'Poor at a Disadvantage', Just 1.6% Med Students Clear NEET without Expensive Pvt Coaching: TN Govt Data
As per official records, only 48 of the total 3,081 students who have secured a seat in one of the 23 government medical colleges in Tamil Nadu did not take private coaching.
Chennai: Data submitted by the Tamil Nadu government on National Eligibility cum Entrance Test (NEET) revealed only 1.6% students have managed to clear the examination without having attended a private coaching centre.
As per official records, only 48 of the total 3,081 students who have secured a seat in one of the 23 government medical colleges did not take private coaching.
The data also shows that many of those who cleared NEET could not do it in a single attempt. As many as 2,041 students secured seats in their second or third bid, while only 1,040 students cleared the test when they appeared for the first time.
As far as private medical colleges are concerned, 52 aspirants cleared NEET without any coaching as against 1,650 students who underwent tuitions to crack the exam. Data further revealed 588 aspirants cleared the test in the first attempt whereas 1,062 students cleared it after multiple attempts
On Monday, the Madras High Court had observed that the poor cannot afford to attend private coaching classes for NEET as the expenses go up to Rs 5 lakh. Hence, students belonging to poor sections of society were at a disadvantage, it said.
In its interim order, the court said aspirants from rural districts also suffer due to lack of facilities and the central government should take note of it.
Further, it observed that those appearing for Class XII board exams have to prepare for NEET along with their regular studies, while those who are attempting for the second or third time have all the time to prepare for the entrance examination. It urged the Centre to take note of the fact that unequals are been treated equally in this case.
The court, while hearing a petition on a NEET impersonation case, said that while several UPA schemes were overturned by the Centre, NEET was not reconsidered.
"Why can't the Centre cancel NEET like other systems implemented by the Congress-DMK regime? NEET discriminates against the poor," the court observed, adding that NEET was introduced to stop flow of money in medical admissions.
The case has been adjourned to November 7 and the bench has asked the Central Bureau of Investigation to respond on whether it has received complaints of NEET impersonation.
Meanwhile, Dravida Munnetra Kazhagam (DMK) chief MK Stalin said in a tweet, “Whenever we raised an apprehension that NEET is destroying medical education dreams of poor people, Central Government tried to fix ulterior motives to it. But now, the Madras High Court has seconded it. At least now, the State and the Central Government should take the social justice path.”
The NEET controversy surfaced in September after the Dean of Government Medical College in Theni received two emails stating that one Udit Surya, who was in his first year of the course, had failed to clear NEET twice before succeeding in the third attempt when he appeared for it in Mumbai. Another mail was sent two days later claiming the student pursuing the course was not the same person who had appeared for the test.
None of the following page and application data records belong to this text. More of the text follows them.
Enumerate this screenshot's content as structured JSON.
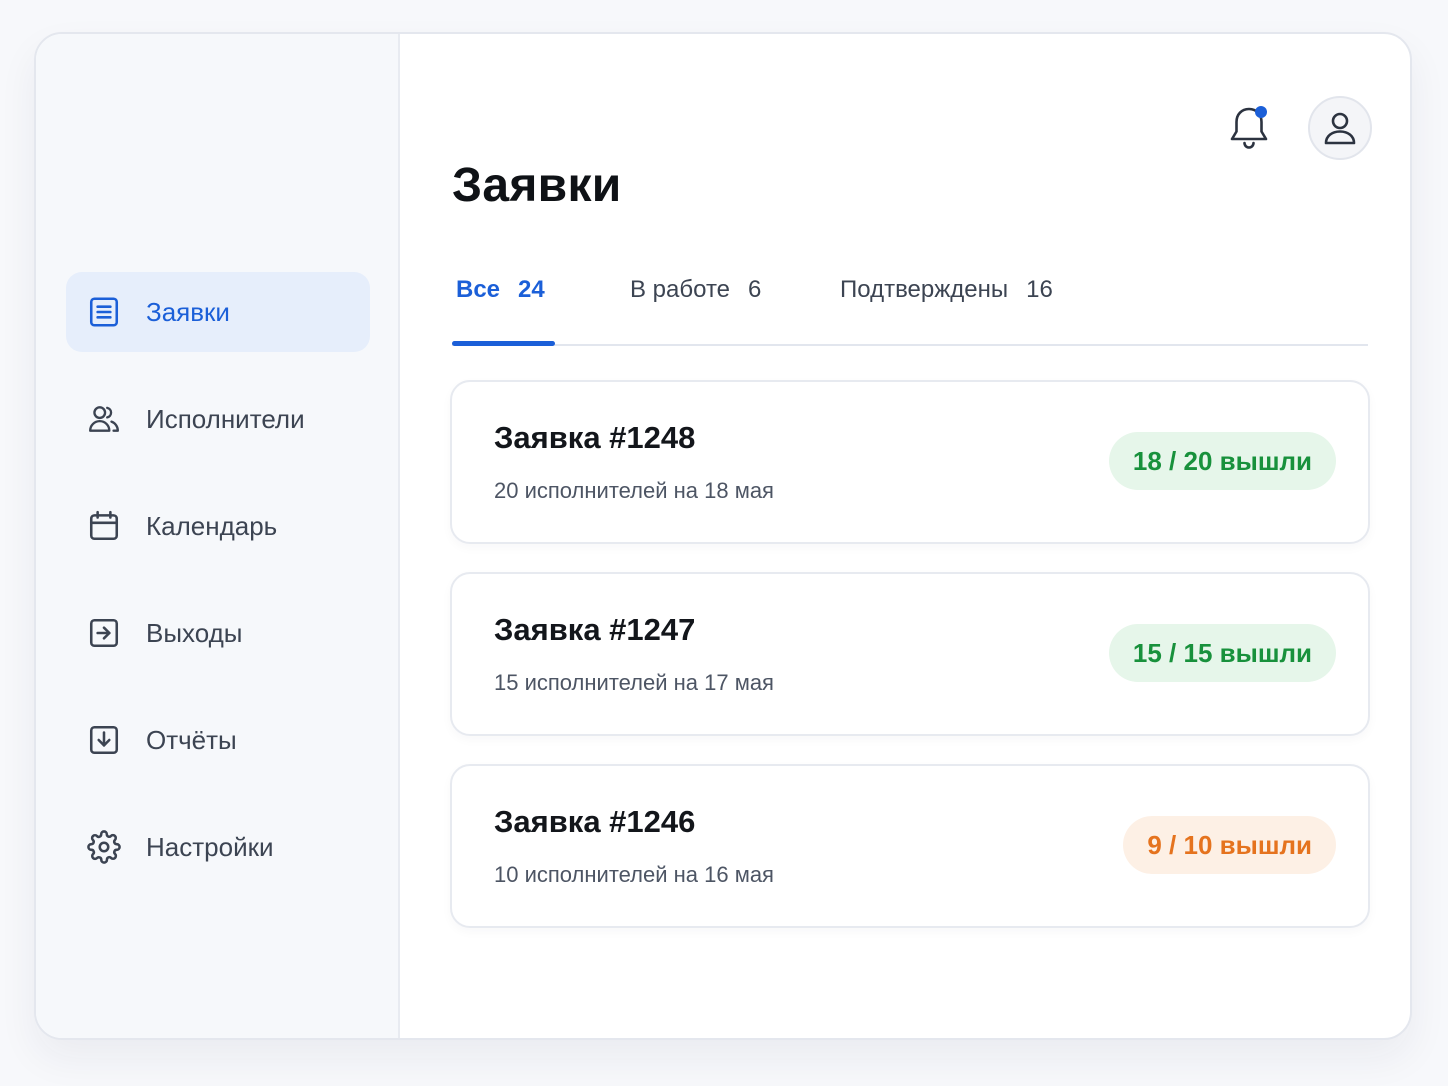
{
  "sidebar": {
    "items": [
      {
        "label": "Заявки",
        "icon": "list-icon",
        "active": true
      },
      {
        "label": "Исполнители",
        "icon": "users-icon"
      },
      {
        "label": "Календарь",
        "icon": "calendar-icon"
      },
      {
        "label": "Выходы",
        "icon": "exit-icon"
      },
      {
        "label": "Отчёты",
        "icon": "download-icon"
      },
      {
        "label": "Настройки",
        "icon": "gear-icon"
      }
    ]
  },
  "header": {
    "title": "Заявки",
    "notifications_icon": "bell-icon",
    "profile_icon": "user-icon"
  },
  "tabs": [
    {
      "label": "Все",
      "count": "24",
      "active": true
    },
    {
      "label": "В работе",
      "count": "6"
    },
    {
      "label": "Подтверждены",
      "count": "16"
    }
  ],
  "requests": [
    {
      "title": "Заявка #1248",
      "subtitle": "20 исполнителей на 18 мая",
      "badge": "18 / 20 вышли",
      "status": "green"
    },
    {
      "title": "Заявка #1247",
      "subtitle": "15 исполнителей на 17 мая",
      "badge": "15 / 15 вышли",
      "status": "green"
    },
    {
      "title": "Заявка #1246",
      "subtitle": "10 исполнителей на 16 мая",
      "badge": "9 / 10 вышли",
      "status": "orange"
    }
  ],
  "colors": {
    "accent": "#1b5fd8",
    "success": "#18913c",
    "warning": "#e5731e"
  }
}
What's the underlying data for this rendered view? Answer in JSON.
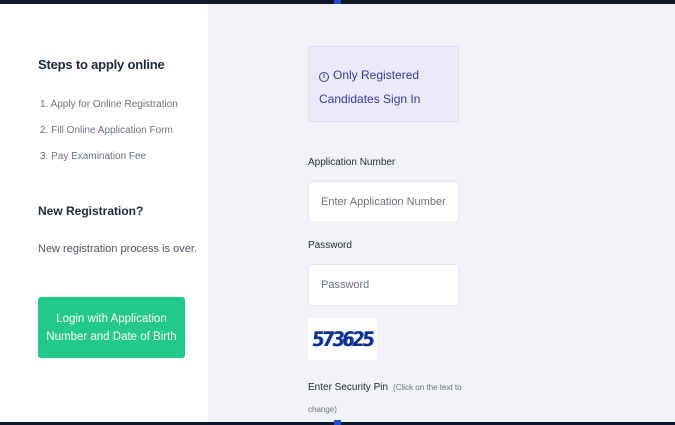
{
  "steps": {
    "title": "Steps to apply online",
    "items": [
      "1. Apply for Online Registration",
      "2. Fill Online Application Form",
      "3. Pay Examination Fee"
    ]
  },
  "new_registration": {
    "title": "New Registration?",
    "text": "New registration process is over."
  },
  "login_button": {
    "label": "Login with Application Number and Date of Birth"
  },
  "notice": {
    "icon": "info-icon",
    "text": "Only Registered Candidates Sign In"
  },
  "form": {
    "application_number": {
      "label": "Application Number",
      "placeholder": "Enter Application Number",
      "value": ""
    },
    "password": {
      "label": "Password",
      "placeholder": "Password",
      "value": ""
    },
    "captcha_text": "573625",
    "security_pin": {
      "label": "Enter Security Pin",
      "hint": "(Click on the text to change)"
    }
  },
  "colors": {
    "accent_green": "#22c98a",
    "notice_bg": "#ebe9fb",
    "notice_text": "#3b3a9a",
    "right_panel_bg": "#f2f3f7"
  }
}
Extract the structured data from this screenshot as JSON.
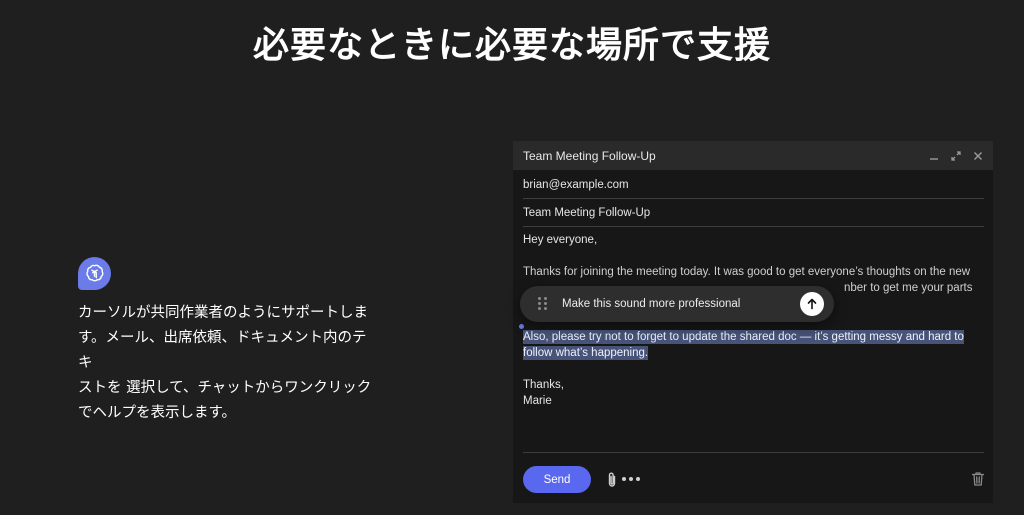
{
  "headline": "必要なときに必要な場所で支援",
  "promo": {
    "logo_icon": "chatgpt-logo-icon",
    "lines": [
      "カーソルが共同作業者のようにサポートしま",
      "す。メール、出席依頼、ドキュメント内のテキ",
      "ストを 選択して、チャットからワンクリック",
      "でヘルプを表示します。"
    ]
  },
  "compose": {
    "title": "Team Meeting Follow-Up",
    "controls": {
      "minimize": "minimize-icon",
      "expand": "expand-icon",
      "close": "close-icon"
    },
    "to": "brian@example.com",
    "subject": "Team Meeting Follow-Up",
    "greeting": "Hey everyone,",
    "para1_line1": "Thanks for joining the meeting today. It was good to get everyone’s thoughts on the new",
    "para1_line2_end": "nber to get me your parts",
    "para2_line1": "Also, please try not to forget to update the shared doc — it’s getting messy and hard to",
    "para2_line2": "follow what’s happening.",
    "signoff_line1": "Thanks,",
    "signoff_line2": "Marie",
    "send_label": "Send"
  },
  "prompt": {
    "text": "Make this sound more professional",
    "submit_icon": "arrow-up-icon"
  },
  "colors": {
    "background": "#1f1f1f",
    "accent": "#5a67ef",
    "highlight": "#475478",
    "logo": "#6b7be8"
  }
}
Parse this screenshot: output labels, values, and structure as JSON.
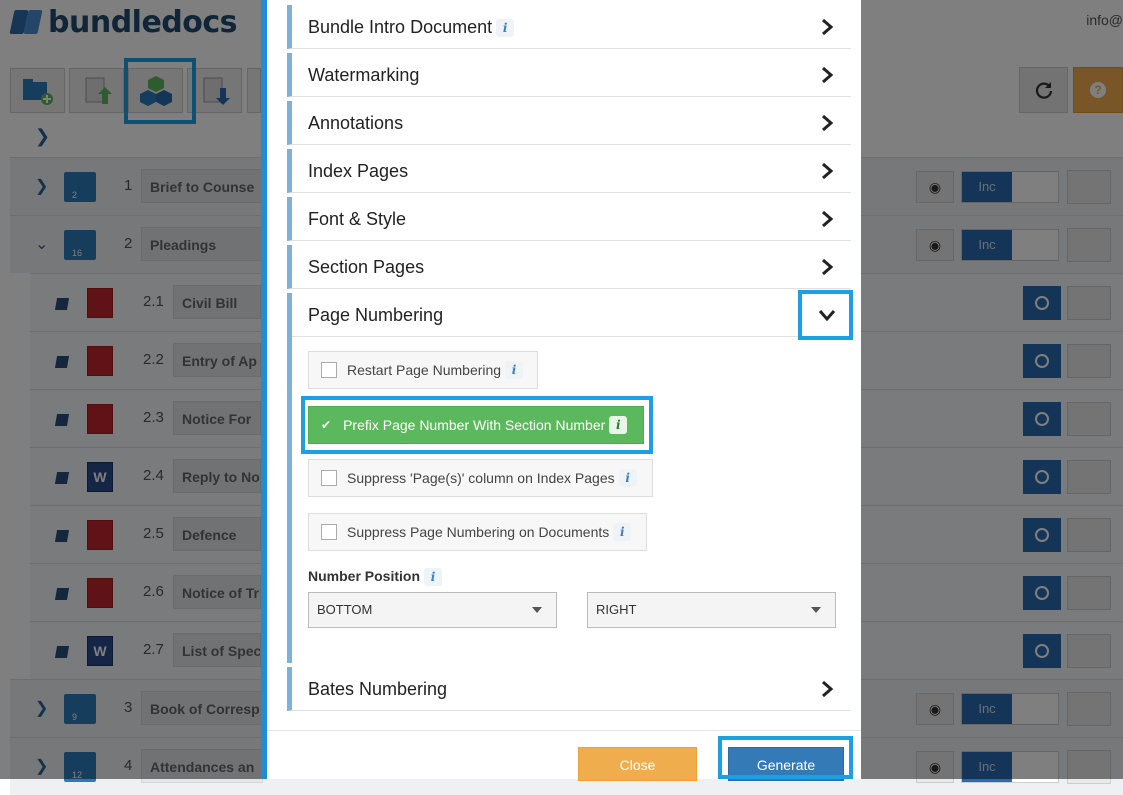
{
  "app": {
    "logo_text": "bundledocs",
    "user_label": "info@"
  },
  "colors": {
    "accent": "#1ba1e2",
    "primary": "#337ab7",
    "success": "#5cb85c",
    "warning": "#f0ad4e"
  },
  "toolbar": {
    "icons": [
      "folder-add-icon",
      "upload-icon",
      "generate-cubes-icon",
      "download-icon"
    ],
    "refresh_icon": "refresh-icon",
    "help_icon": "help-icon"
  },
  "tree": {
    "rows": [
      {
        "num": "1",
        "label": "Brief to Counse",
        "badge": "2",
        "type": "section"
      },
      {
        "num": "2",
        "label": "Pleadings",
        "badge": "16",
        "type": "section"
      },
      {
        "num": "2.1",
        "label": "Civil Bill",
        "type": "pdf"
      },
      {
        "num": "2.2",
        "label": "Entry of Ap",
        "type": "pdf"
      },
      {
        "num": "2.3",
        "label": "Notice For",
        "type": "pdf"
      },
      {
        "num": "2.4",
        "label": "Reply to No",
        "type": "word"
      },
      {
        "num": "2.5",
        "label": "Defence",
        "type": "pdf"
      },
      {
        "num": "2.6",
        "label": "Notice of Tr",
        "type": "pdf"
      },
      {
        "num": "2.7",
        "label": "List of Spec",
        "type": "word"
      },
      {
        "num": "3",
        "label": "Book of Corresp",
        "badge": "9",
        "type": "section"
      },
      {
        "num": "4",
        "label": "Attendances an",
        "badge": "12",
        "type": "section"
      }
    ],
    "inc_label": "Inc"
  },
  "modal": {
    "sections": [
      {
        "title": "Bundle Intro Document",
        "info": "i"
      },
      {
        "title": "Watermarking"
      },
      {
        "title": "Annotations"
      },
      {
        "title": "Index Pages"
      },
      {
        "title": "Font & Style"
      },
      {
        "title": "Section Pages"
      },
      {
        "title": "Page Numbering",
        "expanded": true
      },
      {
        "title": "Bates Numbering"
      }
    ],
    "page_numbering": {
      "options": [
        {
          "label": "Restart Page Numbering",
          "checked": false
        },
        {
          "label": "Prefix Page Number With Section Number",
          "checked": true
        },
        {
          "label": "Suppress 'Page(s)' column on Index Pages",
          "checked": false
        },
        {
          "label": "Suppress Page Numbering on Documents",
          "checked": false
        }
      ],
      "number_position_label": "Number Position",
      "vertical_select": "BOTTOM",
      "horizontal_select": "RIGHT"
    },
    "footer": {
      "close_label": "Close",
      "generate_label": "Generate"
    }
  }
}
An internal inquiry conducted by the college authorities found a mismatch in the photographs of the NEET identity card and the student’s general identity card and a case was registered by Theni police.